*** Block opens ***
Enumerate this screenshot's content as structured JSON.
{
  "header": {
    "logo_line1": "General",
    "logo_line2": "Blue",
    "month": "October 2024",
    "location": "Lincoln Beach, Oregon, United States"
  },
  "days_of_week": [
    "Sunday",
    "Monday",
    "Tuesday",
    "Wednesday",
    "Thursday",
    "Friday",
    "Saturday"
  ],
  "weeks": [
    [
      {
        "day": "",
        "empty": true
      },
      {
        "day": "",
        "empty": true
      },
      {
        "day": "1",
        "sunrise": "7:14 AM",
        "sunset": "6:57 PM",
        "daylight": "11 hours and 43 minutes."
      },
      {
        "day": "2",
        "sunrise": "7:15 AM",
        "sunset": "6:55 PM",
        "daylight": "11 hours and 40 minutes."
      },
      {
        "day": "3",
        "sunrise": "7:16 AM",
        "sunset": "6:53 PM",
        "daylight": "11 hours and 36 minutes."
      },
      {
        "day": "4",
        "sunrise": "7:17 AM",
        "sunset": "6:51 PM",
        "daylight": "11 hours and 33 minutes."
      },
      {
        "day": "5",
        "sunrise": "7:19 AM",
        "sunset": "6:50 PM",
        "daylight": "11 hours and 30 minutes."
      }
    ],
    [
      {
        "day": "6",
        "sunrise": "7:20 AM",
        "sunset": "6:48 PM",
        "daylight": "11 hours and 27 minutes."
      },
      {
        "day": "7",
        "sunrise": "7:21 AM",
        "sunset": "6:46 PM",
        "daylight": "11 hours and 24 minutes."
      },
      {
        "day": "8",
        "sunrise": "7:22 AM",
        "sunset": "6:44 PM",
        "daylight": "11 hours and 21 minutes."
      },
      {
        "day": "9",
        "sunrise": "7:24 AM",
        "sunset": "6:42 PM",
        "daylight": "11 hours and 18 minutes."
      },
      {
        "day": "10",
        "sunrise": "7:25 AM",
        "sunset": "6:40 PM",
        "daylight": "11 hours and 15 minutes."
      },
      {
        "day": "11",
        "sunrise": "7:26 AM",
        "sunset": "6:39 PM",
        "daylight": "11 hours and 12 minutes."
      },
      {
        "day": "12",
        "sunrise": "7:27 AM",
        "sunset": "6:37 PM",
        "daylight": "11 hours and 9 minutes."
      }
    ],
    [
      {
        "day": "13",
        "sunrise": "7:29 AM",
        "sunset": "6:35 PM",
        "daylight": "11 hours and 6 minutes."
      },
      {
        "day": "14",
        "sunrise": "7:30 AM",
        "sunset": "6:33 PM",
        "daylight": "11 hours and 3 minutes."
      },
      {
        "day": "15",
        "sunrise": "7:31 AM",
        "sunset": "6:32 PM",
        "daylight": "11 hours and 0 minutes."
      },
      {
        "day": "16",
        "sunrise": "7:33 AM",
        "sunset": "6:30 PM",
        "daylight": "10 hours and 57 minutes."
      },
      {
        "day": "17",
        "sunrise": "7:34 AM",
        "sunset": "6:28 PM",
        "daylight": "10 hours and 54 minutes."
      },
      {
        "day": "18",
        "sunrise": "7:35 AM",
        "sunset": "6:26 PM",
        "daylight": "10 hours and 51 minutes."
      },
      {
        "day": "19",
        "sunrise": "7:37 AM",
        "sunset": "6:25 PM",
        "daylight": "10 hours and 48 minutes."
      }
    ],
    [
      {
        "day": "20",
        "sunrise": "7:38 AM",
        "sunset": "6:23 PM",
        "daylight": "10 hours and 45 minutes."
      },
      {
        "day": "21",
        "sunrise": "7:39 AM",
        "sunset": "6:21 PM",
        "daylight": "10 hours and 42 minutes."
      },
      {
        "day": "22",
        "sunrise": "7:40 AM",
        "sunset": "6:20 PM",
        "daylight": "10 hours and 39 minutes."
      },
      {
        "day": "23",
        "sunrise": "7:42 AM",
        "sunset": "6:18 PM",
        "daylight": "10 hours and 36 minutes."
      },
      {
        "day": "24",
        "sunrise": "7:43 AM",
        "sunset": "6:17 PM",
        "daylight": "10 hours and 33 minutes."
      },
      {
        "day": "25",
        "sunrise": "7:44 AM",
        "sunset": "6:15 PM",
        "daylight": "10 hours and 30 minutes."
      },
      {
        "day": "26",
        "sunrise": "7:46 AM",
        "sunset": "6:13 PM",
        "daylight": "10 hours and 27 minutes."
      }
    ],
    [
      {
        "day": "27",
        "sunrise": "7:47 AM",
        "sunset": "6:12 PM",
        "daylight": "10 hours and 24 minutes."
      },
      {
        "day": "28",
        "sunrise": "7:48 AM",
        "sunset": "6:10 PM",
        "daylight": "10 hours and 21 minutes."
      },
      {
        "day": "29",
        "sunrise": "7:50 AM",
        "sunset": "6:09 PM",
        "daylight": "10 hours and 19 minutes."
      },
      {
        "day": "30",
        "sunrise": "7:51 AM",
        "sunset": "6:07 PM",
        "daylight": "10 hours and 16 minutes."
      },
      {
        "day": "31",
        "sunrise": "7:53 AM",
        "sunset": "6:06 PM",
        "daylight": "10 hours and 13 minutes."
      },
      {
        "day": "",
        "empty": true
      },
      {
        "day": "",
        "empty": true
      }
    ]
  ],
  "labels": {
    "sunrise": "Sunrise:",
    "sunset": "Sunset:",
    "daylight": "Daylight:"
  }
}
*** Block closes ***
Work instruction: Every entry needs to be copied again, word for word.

Exercise response:
Enumerate this screenshot's content as structured JSON.
{
  "header": {
    "logo_line1": "General",
    "logo_line2": "Blue",
    "month": "October 2024",
    "location": "Lincoln Beach, Oregon, United States"
  },
  "days_of_week": [
    "Sunday",
    "Monday",
    "Tuesday",
    "Wednesday",
    "Thursday",
    "Friday",
    "Saturday"
  ],
  "weeks": [
    [
      {
        "day": "",
        "empty": true
      },
      {
        "day": "",
        "empty": true
      },
      {
        "day": "1",
        "sunrise": "7:14 AM",
        "sunset": "6:57 PM",
        "daylight": "11 hours and 43 minutes."
      },
      {
        "day": "2",
        "sunrise": "7:15 AM",
        "sunset": "6:55 PM",
        "daylight": "11 hours and 40 minutes."
      },
      {
        "day": "3",
        "sunrise": "7:16 AM",
        "sunset": "6:53 PM",
        "daylight": "11 hours and 36 minutes."
      },
      {
        "day": "4",
        "sunrise": "7:17 AM",
        "sunset": "6:51 PM",
        "daylight": "11 hours and 33 minutes."
      },
      {
        "day": "5",
        "sunrise": "7:19 AM",
        "sunset": "6:50 PM",
        "daylight": "11 hours and 30 minutes."
      }
    ],
    [
      {
        "day": "6",
        "sunrise": "7:20 AM",
        "sunset": "6:48 PM",
        "daylight": "11 hours and 27 minutes."
      },
      {
        "day": "7",
        "sunrise": "7:21 AM",
        "sunset": "6:46 PM",
        "daylight": "11 hours and 24 minutes."
      },
      {
        "day": "8",
        "sunrise": "7:22 AM",
        "sunset": "6:44 PM",
        "daylight": "11 hours and 21 minutes."
      },
      {
        "day": "9",
        "sunrise": "7:24 AM",
        "sunset": "6:42 PM",
        "daylight": "11 hours and 18 minutes."
      },
      {
        "day": "10",
        "sunrise": "7:25 AM",
        "sunset": "6:40 PM",
        "daylight": "11 hours and 15 minutes."
      },
      {
        "day": "11",
        "sunrise": "7:26 AM",
        "sunset": "6:39 PM",
        "daylight": "11 hours and 12 minutes."
      },
      {
        "day": "12",
        "sunrise": "7:27 AM",
        "sunset": "6:37 PM",
        "daylight": "11 hours and 9 minutes."
      }
    ],
    [
      {
        "day": "13",
        "sunrise": "7:29 AM",
        "sunset": "6:35 PM",
        "daylight": "11 hours and 6 minutes."
      },
      {
        "day": "14",
        "sunrise": "7:30 AM",
        "sunset": "6:33 PM",
        "daylight": "11 hours and 3 minutes."
      },
      {
        "day": "15",
        "sunrise": "7:31 AM",
        "sunset": "6:32 PM",
        "daylight": "11 hours and 0 minutes."
      },
      {
        "day": "16",
        "sunrise": "7:33 AM",
        "sunset": "6:30 PM",
        "daylight": "10 hours and 57 minutes."
      },
      {
        "day": "17",
        "sunrise": "7:34 AM",
        "sunset": "6:28 PM",
        "daylight": "10 hours and 54 minutes."
      },
      {
        "day": "18",
        "sunrise": "7:35 AM",
        "sunset": "6:26 PM",
        "daylight": "10 hours and 51 minutes."
      },
      {
        "day": "19",
        "sunrise": "7:37 AM",
        "sunset": "6:25 PM",
        "daylight": "10 hours and 48 minutes."
      }
    ],
    [
      {
        "day": "20",
        "sunrise": "7:38 AM",
        "sunset": "6:23 PM",
        "daylight": "10 hours and 45 minutes."
      },
      {
        "day": "21",
        "sunrise": "7:39 AM",
        "sunset": "6:21 PM",
        "daylight": "10 hours and 42 minutes."
      },
      {
        "day": "22",
        "sunrise": "7:40 AM",
        "sunset": "6:20 PM",
        "daylight": "10 hours and 39 minutes."
      },
      {
        "day": "23",
        "sunrise": "7:42 AM",
        "sunset": "6:18 PM",
        "daylight": "10 hours and 36 minutes."
      },
      {
        "day": "24",
        "sunrise": "7:43 AM",
        "sunset": "6:17 PM",
        "daylight": "10 hours and 33 minutes."
      },
      {
        "day": "25",
        "sunrise": "7:44 AM",
        "sunset": "6:15 PM",
        "daylight": "10 hours and 30 minutes."
      },
      {
        "day": "26",
        "sunrise": "7:46 AM",
        "sunset": "6:13 PM",
        "daylight": "10 hours and 27 minutes."
      }
    ],
    [
      {
        "day": "27",
        "sunrise": "7:47 AM",
        "sunset": "6:12 PM",
        "daylight": "10 hours and 24 minutes."
      },
      {
        "day": "28",
        "sunrise": "7:48 AM",
        "sunset": "6:10 PM",
        "daylight": "10 hours and 21 minutes."
      },
      {
        "day": "29",
        "sunrise": "7:50 AM",
        "sunset": "6:09 PM",
        "daylight": "10 hours and 19 minutes."
      },
      {
        "day": "30",
        "sunrise": "7:51 AM",
        "sunset": "6:07 PM",
        "daylight": "10 hours and 16 minutes."
      },
      {
        "day": "31",
        "sunrise": "7:53 AM",
        "sunset": "6:06 PM",
        "daylight": "10 hours and 13 minutes."
      },
      {
        "day": "",
        "empty": true
      },
      {
        "day": "",
        "empty": true
      }
    ]
  ],
  "labels": {
    "sunrise": "Sunrise:",
    "sunset": "Sunset:",
    "daylight": "Daylight:"
  }
}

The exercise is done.